Sean McDowell: Sure. If I had off the top of my head, if I had Colby Martin back and we're going to talk about his book Unclobber, I might start and say, hey, it's good to have you back with us. If you recall, a few weeks ago had Colby Martin on, a progressive Christian pastor. Wrote a book called The Shift and we were talking about the similarities and differences between evangelical Christianity and between progressive Christianity. Well, a topic I've written on and talked about, and he has written on and talked about is LGBTQ issues and what the Bible says. Our goal in this conversation, we're not going to settle this in an hour, but what we want to do is walk through some of the key passages and see where we disagree, exactly where we differ, and why, so those of you watching this can say, okay, if I take an evangelical or historic Christian interpretation, I see how this fits up with the text.

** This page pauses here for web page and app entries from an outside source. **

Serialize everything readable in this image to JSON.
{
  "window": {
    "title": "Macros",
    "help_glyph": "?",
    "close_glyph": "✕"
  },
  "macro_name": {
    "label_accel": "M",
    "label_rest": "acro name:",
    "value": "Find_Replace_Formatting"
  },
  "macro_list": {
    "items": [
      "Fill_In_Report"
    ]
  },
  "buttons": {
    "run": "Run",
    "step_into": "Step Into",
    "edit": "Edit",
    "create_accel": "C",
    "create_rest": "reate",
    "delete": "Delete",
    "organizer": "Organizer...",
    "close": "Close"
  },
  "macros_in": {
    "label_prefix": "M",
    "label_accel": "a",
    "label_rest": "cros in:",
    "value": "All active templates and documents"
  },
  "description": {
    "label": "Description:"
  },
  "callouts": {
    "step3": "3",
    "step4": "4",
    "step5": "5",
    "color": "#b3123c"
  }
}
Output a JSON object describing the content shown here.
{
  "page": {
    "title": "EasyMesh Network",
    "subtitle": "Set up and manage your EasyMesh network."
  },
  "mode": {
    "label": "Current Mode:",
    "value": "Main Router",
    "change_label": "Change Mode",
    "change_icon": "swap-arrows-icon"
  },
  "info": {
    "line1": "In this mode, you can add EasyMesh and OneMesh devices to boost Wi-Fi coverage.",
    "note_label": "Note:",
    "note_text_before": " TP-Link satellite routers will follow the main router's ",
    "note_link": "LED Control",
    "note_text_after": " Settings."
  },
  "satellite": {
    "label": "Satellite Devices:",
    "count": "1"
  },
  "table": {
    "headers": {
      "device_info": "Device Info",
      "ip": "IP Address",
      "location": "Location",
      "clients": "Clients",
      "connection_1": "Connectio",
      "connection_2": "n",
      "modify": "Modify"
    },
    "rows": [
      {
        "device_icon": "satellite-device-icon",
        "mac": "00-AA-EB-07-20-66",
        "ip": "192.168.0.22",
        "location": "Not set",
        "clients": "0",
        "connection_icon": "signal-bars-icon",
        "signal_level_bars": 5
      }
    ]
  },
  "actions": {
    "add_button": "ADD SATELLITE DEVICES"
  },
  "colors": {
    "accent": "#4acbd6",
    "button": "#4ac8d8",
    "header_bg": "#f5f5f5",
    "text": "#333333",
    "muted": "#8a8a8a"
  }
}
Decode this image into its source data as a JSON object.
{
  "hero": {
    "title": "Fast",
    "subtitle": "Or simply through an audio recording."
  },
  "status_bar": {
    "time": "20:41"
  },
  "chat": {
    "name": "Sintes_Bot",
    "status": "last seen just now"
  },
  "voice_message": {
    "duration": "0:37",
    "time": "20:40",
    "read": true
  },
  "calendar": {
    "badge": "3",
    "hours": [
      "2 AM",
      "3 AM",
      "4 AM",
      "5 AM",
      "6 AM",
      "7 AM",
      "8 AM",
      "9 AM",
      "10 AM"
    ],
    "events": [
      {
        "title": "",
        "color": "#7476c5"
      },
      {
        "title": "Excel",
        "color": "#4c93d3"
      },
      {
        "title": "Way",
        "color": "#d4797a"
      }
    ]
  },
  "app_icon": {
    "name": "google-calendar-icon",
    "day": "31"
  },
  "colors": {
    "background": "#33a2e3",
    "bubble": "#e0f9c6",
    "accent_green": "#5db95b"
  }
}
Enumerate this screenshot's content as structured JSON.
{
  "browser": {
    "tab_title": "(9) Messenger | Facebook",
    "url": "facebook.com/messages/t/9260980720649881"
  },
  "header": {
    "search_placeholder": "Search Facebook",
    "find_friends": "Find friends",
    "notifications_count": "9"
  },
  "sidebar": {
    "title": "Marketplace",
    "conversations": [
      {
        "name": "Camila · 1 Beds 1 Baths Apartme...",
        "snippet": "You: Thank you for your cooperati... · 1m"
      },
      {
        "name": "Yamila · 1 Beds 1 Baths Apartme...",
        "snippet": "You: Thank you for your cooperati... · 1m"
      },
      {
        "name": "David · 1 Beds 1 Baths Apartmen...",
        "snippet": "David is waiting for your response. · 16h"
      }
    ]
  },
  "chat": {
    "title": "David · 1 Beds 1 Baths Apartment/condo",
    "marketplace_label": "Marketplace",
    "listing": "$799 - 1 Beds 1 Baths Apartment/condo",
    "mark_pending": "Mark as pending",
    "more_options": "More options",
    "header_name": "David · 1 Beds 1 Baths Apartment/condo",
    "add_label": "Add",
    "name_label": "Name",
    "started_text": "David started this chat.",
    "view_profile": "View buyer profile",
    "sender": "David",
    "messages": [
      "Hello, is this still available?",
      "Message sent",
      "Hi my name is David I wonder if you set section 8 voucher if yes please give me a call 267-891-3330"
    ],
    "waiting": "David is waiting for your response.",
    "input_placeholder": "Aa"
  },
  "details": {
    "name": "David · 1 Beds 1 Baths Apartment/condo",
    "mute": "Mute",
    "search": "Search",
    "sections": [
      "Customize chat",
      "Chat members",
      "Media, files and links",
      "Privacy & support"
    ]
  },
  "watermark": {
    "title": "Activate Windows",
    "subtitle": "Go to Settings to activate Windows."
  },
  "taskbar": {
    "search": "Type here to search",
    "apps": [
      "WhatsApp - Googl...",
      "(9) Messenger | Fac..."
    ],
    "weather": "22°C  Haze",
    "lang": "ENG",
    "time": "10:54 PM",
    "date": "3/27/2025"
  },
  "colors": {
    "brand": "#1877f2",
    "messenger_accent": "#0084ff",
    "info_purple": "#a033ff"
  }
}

Sean McDowell: If I take a progressive position, I see how this fits up with the text. So again, this is not a debate. There's a time and place for that, look on my channel. You'll see plenty of debates before. But sometime on an issue as divisive as LGBTQ, and obviously a lot is at stake when we're talking about scripture, what we need is clarity. So I'm going to push back sometimes for clarity. If I don't push back enough, give me some grace that I'm doing my best to offer one resource that will help us think more Biblically about what the Bible says about same-sex relationships. I don't know, probably something like that comes to mind.

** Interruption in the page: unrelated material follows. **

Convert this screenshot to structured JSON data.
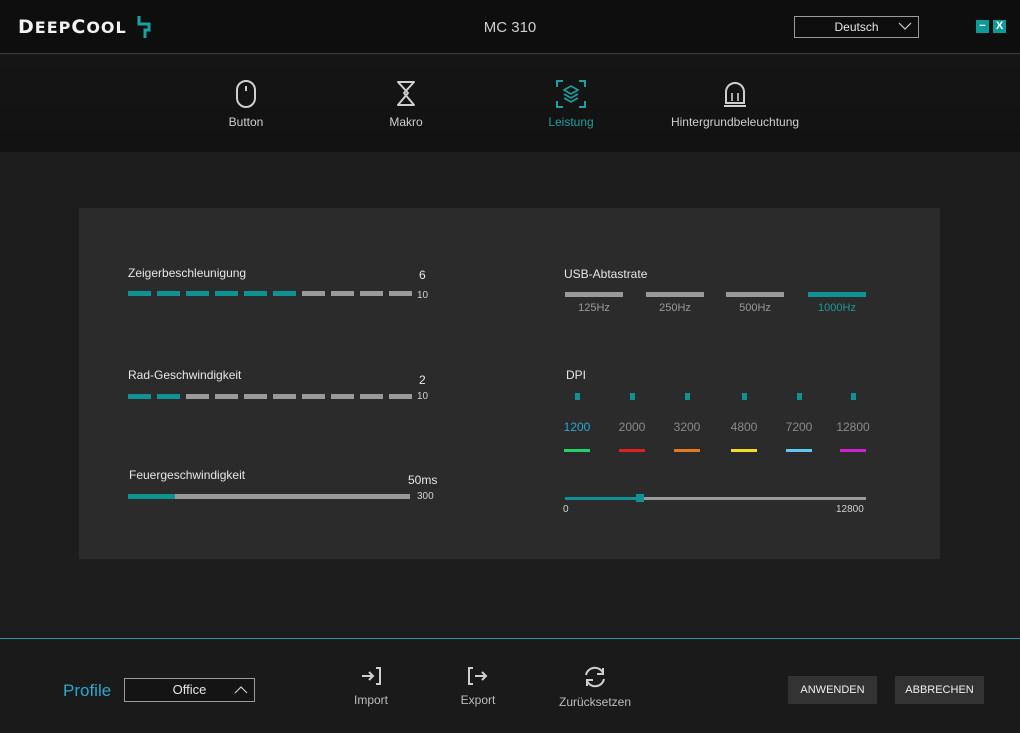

Rick Langer: Wow [crosstalk 00:15:30]
Tim Muehlhoff: We're looking for Winsome Conviction. Can you please come over? And every time we open our mouth, hey, just a word from Sean McDowell real quick. No, Sean. I think that's great. And again, it's your body of work and we just need to be comfortable saying, listen. So sometimes we'll get the feedback, well, what if they just listened to just that section of your podcast? And it's like, well, yeah, but this is a bigger picture. It's a bigger conversation. You know what I mean? And sometimes that freaks out Christian communicators. No, no, no. Trust the fact that you have a body of work, trust the fact that you don't need to say everything at that moment.
Rick Langer: Yeah. Tim, that phrase, a body of work, I think is really good to keep in mind. I'm thinking, now I'm kicking back mentally to the imaginary Thanksgiving conversation or what do you do with your family members? What you want with your family members is to develop a body of work. And you know, the harvest doesn't come at the end of the Thanksgiving dinner meal. You have a long life to live with these people. And so, develop a body of work. And I think that's a great guideline.
Tim Muehlhoff: Sean, thank you so much for taking time out. We know you're busy and we really appreciate you jumping in. And so we're fans. We'll just be honest, we're fans. And we think you're a great example of what we call reports from the front. These are people who are doing it in a way, both content wise, but also the relational level. So thank you for all you do.
Sean McDowell: Hey, Rick, I expected good questions, but Tim, these were actually good questions.
Rick Langer: And that wraps it up nicely. I would like to thank all of you for joining us at the Winsome Conviction podcast and we'd love to have you be a regular listener. And you could subscribe at Spotify or Apple Podcasts or wherever you get your podcasts, and would also encourage you to check out the WinsomeConviction.com website for more resources, articles, and information on cultivating convictions, holding them deeply, and conversing with others in ways that honor our differences and avoid dividing communities. That's really what we're all about here. So thanks again for joining us.
Tim Muehlhoff: And please check out Sean at seanmcdonnell.org. You can find all of his books on Amazon. He also has a podcast. I honestly can't remember the name of it right now, but it's pretty good. It's called Think Biblically with Dr. Scott Wright. Please check it out. So thank you for joining us. Take care.